Exercise aim
If a line of the data below holds the word "PPMP", list it.
(Records for processing Opens)
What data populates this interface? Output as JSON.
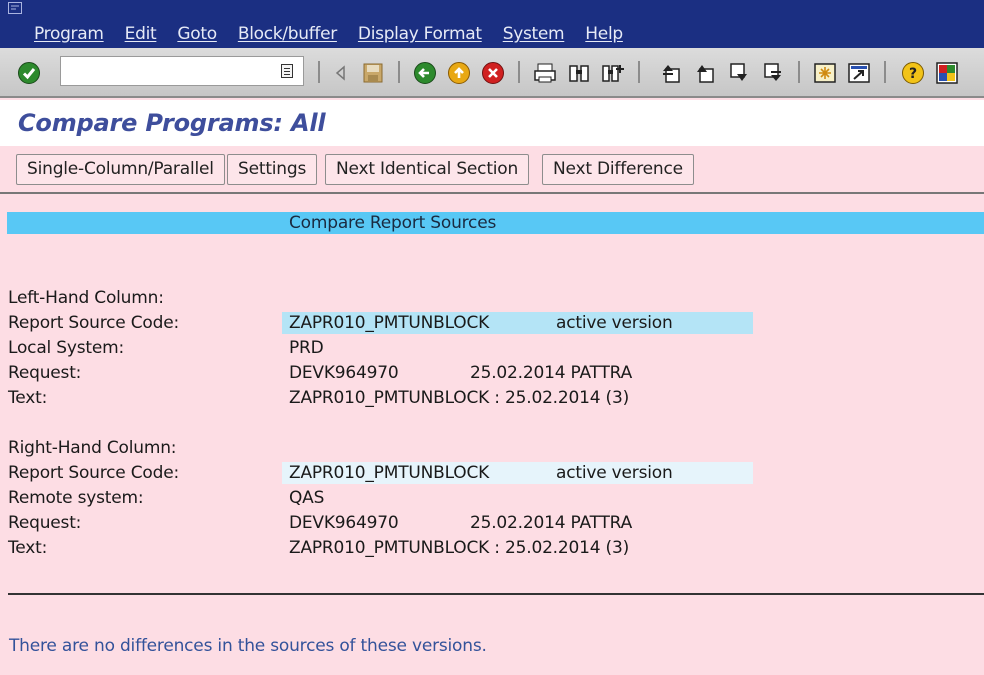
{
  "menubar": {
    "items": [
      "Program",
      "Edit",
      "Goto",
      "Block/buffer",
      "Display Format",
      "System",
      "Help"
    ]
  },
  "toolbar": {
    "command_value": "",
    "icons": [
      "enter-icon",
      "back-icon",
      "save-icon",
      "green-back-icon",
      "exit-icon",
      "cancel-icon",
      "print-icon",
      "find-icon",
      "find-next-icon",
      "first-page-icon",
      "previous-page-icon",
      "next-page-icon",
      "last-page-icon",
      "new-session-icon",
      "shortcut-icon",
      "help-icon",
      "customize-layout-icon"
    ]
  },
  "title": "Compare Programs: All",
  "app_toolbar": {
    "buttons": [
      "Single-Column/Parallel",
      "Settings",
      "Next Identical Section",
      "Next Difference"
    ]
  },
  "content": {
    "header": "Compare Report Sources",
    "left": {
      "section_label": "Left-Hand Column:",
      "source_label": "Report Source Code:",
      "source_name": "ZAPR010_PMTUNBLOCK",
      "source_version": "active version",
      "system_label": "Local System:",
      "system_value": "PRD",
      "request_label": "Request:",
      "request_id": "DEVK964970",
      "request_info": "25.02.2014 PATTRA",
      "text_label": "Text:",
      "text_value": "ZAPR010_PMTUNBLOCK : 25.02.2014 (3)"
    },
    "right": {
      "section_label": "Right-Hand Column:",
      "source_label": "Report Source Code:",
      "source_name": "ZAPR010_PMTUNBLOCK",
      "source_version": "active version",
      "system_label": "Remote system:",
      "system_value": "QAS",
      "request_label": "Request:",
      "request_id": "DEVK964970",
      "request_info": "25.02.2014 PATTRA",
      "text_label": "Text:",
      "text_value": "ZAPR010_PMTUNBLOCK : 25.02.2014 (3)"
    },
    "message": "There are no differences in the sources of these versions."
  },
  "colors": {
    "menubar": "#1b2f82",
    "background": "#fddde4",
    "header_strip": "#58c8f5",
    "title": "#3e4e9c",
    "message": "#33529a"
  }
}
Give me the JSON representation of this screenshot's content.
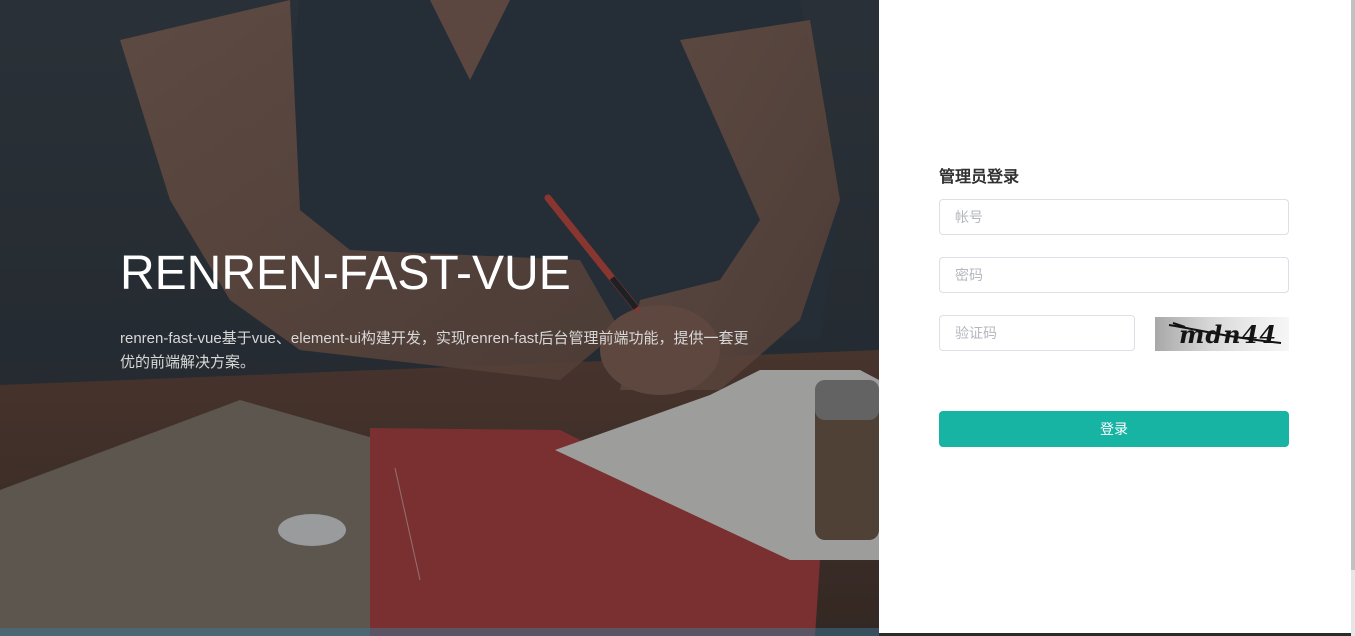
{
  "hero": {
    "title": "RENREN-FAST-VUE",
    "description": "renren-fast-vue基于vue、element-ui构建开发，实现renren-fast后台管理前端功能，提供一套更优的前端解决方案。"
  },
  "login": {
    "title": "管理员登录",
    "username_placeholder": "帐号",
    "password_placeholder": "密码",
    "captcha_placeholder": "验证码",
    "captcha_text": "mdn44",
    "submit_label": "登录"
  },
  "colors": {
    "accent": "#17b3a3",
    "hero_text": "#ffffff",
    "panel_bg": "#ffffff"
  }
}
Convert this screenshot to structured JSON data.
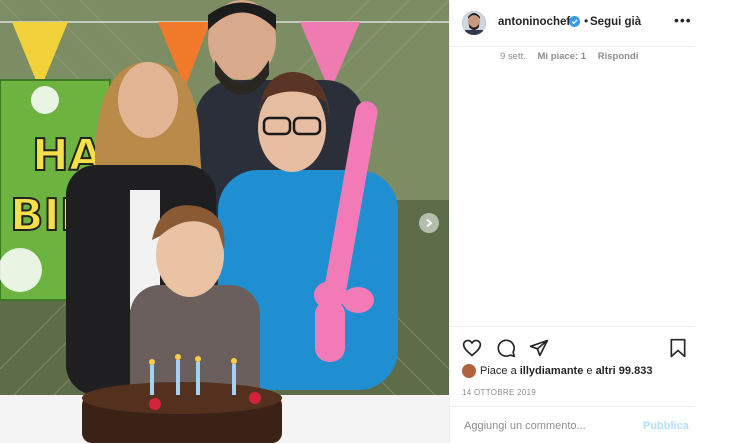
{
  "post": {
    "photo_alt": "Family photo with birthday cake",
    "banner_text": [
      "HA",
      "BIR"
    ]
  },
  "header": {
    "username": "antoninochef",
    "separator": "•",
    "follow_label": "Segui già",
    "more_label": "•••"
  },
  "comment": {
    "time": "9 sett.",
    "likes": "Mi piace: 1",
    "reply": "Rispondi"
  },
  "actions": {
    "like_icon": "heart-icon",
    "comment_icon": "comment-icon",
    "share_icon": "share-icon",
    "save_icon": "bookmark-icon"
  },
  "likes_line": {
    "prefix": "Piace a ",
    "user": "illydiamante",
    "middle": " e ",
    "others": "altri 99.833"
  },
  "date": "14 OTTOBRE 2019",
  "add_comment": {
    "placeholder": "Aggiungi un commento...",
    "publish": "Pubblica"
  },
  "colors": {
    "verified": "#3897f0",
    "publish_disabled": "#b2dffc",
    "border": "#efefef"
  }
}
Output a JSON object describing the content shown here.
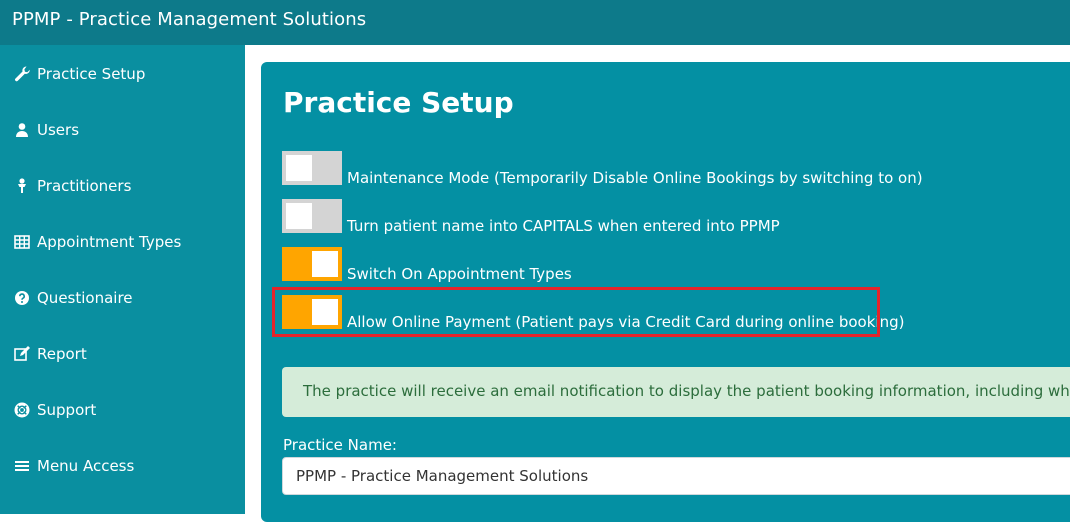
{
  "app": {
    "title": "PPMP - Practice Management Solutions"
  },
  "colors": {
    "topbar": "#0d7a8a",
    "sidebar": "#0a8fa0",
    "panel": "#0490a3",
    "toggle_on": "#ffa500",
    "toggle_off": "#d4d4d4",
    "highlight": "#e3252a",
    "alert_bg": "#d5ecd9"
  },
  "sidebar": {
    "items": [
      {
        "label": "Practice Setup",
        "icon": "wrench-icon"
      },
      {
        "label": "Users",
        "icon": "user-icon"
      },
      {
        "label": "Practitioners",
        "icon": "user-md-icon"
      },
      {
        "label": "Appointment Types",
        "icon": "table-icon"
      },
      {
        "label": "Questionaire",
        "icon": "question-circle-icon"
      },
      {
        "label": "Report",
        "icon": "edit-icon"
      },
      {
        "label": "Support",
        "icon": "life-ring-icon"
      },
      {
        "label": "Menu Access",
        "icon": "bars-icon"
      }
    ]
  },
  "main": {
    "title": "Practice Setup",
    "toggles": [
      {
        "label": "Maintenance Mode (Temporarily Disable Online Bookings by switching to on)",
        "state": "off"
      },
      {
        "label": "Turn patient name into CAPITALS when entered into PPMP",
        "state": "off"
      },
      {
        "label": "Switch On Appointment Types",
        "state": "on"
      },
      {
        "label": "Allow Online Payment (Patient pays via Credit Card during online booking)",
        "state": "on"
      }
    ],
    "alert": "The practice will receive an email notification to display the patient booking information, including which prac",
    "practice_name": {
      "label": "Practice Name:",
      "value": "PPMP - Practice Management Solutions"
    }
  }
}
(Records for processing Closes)
The completed task
    "title": "PPMP - Practice Management Solutions"
        "label": "Turn patient name into CAPITALS when entered into PPMP",
      "value": "PPMP - Practice Management Solutions"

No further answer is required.